Data section Start Marker

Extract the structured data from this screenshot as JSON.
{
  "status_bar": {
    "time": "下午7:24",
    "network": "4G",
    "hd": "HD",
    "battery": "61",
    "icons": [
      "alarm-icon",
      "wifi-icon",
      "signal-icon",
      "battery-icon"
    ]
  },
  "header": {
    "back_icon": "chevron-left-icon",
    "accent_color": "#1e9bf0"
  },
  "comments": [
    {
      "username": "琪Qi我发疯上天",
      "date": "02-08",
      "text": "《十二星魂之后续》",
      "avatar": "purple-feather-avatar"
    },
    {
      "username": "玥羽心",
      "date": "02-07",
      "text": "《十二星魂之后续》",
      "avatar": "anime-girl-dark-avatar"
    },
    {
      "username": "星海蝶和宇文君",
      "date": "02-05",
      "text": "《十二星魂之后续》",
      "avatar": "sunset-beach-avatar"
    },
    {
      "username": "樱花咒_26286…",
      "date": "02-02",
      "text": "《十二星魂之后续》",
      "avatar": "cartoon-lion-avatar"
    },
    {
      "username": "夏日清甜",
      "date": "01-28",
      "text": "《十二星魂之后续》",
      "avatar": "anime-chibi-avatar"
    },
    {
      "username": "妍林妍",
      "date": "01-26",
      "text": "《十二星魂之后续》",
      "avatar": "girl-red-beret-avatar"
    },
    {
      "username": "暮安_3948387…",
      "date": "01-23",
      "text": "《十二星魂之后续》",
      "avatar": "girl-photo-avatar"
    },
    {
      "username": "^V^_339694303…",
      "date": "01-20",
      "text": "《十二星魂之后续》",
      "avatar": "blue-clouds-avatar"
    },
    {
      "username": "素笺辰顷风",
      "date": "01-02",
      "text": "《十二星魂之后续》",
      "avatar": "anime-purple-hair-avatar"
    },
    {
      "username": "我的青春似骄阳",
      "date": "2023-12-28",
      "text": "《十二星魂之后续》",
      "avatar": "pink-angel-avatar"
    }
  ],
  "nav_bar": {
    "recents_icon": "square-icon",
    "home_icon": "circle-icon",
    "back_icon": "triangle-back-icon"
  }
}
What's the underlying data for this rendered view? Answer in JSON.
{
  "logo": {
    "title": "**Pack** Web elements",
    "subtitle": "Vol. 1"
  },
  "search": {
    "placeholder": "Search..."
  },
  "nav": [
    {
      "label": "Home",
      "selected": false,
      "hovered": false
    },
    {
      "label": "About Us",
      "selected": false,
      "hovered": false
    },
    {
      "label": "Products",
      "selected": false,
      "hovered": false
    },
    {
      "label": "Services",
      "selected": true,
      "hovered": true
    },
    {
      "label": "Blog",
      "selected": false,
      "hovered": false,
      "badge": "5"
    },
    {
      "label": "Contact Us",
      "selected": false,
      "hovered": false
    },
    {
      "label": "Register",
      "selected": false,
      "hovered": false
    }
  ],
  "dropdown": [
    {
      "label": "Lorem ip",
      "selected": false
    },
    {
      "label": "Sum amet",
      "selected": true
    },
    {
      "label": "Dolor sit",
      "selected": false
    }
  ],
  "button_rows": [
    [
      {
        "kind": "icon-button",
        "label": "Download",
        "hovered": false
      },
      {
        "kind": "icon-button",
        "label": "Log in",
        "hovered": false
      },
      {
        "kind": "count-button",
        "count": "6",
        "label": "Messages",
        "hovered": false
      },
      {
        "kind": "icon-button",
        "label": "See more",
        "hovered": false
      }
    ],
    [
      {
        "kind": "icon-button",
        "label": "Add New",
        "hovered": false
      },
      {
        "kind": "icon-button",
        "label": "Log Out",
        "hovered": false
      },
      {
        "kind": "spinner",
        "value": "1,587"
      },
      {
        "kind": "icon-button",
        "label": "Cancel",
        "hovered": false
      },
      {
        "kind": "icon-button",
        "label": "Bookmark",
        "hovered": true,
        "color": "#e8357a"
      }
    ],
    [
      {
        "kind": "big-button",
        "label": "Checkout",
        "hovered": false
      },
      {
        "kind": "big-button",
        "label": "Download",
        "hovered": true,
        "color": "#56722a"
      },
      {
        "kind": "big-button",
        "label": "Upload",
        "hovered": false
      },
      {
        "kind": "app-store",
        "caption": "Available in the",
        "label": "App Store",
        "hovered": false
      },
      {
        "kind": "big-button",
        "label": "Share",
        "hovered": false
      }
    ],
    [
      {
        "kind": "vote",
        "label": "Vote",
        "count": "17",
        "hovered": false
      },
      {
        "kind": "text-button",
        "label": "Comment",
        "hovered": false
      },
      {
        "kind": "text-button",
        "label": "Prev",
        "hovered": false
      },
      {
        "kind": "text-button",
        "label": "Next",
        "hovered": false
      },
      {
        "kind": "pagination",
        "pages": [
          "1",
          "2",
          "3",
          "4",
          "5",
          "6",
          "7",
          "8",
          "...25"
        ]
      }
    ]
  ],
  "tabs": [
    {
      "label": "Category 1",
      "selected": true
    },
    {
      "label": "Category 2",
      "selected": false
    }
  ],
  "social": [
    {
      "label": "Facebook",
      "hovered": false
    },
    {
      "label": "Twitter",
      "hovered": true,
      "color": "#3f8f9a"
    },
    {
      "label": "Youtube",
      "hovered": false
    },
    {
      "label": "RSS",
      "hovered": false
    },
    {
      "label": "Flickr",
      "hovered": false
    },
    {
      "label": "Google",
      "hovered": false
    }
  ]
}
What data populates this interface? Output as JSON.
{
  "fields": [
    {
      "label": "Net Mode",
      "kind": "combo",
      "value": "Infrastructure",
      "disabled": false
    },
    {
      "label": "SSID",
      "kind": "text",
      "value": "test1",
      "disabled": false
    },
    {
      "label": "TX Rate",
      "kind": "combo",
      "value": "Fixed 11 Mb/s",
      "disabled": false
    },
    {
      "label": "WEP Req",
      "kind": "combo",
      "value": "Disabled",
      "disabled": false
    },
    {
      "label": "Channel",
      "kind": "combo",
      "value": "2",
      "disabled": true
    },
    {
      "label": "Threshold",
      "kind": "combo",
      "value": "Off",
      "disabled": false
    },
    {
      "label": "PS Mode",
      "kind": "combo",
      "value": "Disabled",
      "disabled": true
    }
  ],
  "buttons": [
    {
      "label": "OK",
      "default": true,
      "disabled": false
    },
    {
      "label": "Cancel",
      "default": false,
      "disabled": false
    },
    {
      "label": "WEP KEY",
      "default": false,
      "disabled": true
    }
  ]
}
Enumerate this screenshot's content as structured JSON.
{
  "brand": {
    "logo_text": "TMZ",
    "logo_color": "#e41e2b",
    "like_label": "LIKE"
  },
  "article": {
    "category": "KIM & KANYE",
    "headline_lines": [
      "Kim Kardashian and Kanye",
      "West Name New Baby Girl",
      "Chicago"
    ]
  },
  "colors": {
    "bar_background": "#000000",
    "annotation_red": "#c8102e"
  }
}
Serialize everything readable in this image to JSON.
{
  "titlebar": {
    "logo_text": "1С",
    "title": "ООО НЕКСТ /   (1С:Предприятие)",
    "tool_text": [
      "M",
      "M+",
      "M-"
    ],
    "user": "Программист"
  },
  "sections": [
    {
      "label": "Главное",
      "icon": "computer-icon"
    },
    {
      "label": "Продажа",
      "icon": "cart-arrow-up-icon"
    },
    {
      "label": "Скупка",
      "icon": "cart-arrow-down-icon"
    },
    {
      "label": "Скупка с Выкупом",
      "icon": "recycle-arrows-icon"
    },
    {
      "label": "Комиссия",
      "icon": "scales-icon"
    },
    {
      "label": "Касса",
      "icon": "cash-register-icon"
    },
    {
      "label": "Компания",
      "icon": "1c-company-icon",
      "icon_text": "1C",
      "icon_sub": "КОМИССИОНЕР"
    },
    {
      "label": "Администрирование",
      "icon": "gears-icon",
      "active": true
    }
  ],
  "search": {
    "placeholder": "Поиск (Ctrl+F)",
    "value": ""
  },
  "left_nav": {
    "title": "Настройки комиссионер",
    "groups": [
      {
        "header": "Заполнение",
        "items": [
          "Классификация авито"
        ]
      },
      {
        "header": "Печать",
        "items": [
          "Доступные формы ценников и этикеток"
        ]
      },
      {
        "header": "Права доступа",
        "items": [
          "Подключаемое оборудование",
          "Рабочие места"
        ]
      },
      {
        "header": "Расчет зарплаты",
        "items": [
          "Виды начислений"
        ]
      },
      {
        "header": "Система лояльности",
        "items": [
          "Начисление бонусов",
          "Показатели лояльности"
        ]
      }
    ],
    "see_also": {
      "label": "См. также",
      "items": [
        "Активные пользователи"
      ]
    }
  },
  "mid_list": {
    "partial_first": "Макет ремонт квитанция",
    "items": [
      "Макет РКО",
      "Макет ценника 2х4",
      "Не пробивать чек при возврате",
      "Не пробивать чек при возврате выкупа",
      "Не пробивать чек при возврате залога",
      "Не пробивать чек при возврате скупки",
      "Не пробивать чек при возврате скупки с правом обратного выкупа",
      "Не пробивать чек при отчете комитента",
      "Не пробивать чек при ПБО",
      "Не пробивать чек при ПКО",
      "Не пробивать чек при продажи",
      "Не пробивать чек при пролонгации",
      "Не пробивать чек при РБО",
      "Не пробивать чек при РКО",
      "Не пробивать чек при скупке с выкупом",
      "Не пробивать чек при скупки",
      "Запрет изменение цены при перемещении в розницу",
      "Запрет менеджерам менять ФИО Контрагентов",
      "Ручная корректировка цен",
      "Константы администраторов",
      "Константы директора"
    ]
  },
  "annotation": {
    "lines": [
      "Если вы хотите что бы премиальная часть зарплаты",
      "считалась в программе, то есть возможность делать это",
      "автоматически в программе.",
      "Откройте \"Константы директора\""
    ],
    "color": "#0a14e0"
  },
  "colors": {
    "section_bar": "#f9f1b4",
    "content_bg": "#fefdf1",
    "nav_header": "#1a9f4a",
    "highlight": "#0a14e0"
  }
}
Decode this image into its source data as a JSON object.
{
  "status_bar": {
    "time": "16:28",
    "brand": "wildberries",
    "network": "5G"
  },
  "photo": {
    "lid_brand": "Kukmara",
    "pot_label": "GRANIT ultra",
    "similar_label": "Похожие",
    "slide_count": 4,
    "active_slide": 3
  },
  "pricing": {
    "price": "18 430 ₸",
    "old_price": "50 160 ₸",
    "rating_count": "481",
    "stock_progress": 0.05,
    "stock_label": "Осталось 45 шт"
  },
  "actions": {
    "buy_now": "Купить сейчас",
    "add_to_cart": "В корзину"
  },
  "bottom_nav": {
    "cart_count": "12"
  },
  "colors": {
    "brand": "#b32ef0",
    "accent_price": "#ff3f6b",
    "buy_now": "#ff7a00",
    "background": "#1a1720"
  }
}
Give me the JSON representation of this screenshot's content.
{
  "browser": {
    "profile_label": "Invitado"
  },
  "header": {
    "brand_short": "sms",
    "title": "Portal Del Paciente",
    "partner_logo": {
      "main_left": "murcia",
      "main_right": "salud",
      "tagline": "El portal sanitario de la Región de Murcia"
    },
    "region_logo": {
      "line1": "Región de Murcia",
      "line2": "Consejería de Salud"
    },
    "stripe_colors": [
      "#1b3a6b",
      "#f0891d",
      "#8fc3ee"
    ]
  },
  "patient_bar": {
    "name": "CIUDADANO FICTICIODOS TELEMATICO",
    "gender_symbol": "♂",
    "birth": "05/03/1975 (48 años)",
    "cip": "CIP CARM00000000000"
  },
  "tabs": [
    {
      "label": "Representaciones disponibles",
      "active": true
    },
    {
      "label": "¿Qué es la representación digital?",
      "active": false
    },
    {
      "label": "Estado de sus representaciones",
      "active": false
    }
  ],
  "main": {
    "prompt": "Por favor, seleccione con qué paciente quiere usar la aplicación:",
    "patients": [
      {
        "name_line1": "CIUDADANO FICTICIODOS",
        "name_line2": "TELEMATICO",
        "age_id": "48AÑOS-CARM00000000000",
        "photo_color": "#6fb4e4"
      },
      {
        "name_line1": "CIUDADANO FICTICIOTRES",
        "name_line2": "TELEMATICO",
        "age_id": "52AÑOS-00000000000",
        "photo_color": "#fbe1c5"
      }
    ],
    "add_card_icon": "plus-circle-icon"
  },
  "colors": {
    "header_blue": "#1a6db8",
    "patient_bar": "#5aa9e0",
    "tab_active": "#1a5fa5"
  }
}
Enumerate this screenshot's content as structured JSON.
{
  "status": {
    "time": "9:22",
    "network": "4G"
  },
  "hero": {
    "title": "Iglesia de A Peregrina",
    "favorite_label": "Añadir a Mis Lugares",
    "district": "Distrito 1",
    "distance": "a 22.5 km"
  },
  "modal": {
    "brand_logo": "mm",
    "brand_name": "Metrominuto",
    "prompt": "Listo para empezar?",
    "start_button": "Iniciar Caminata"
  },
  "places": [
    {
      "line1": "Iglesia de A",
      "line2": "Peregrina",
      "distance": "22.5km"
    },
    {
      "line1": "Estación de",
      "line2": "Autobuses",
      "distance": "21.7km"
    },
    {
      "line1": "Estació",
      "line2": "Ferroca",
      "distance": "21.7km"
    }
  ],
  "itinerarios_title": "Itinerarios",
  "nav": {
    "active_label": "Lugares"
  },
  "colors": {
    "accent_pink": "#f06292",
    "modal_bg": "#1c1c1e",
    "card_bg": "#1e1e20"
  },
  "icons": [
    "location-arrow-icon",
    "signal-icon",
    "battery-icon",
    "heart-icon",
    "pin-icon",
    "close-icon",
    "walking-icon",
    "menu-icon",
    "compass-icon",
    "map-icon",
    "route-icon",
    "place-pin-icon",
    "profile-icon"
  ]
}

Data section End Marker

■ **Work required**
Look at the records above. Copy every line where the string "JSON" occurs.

■ **Finished task**
Extract the structured data from this screenshot as JSON.
What's the underlying data for this rendered view? Answer in JSON.
What data populates this interface? Output as JSON.
Enumerate this screenshot's content as structured JSON.
Serialize everything readable in this image to JSON.
Decode this image into its source data as a JSON object.
Give me the JSON representation of this screenshot's content.
Enumerate this screenshot's content as structured JSON.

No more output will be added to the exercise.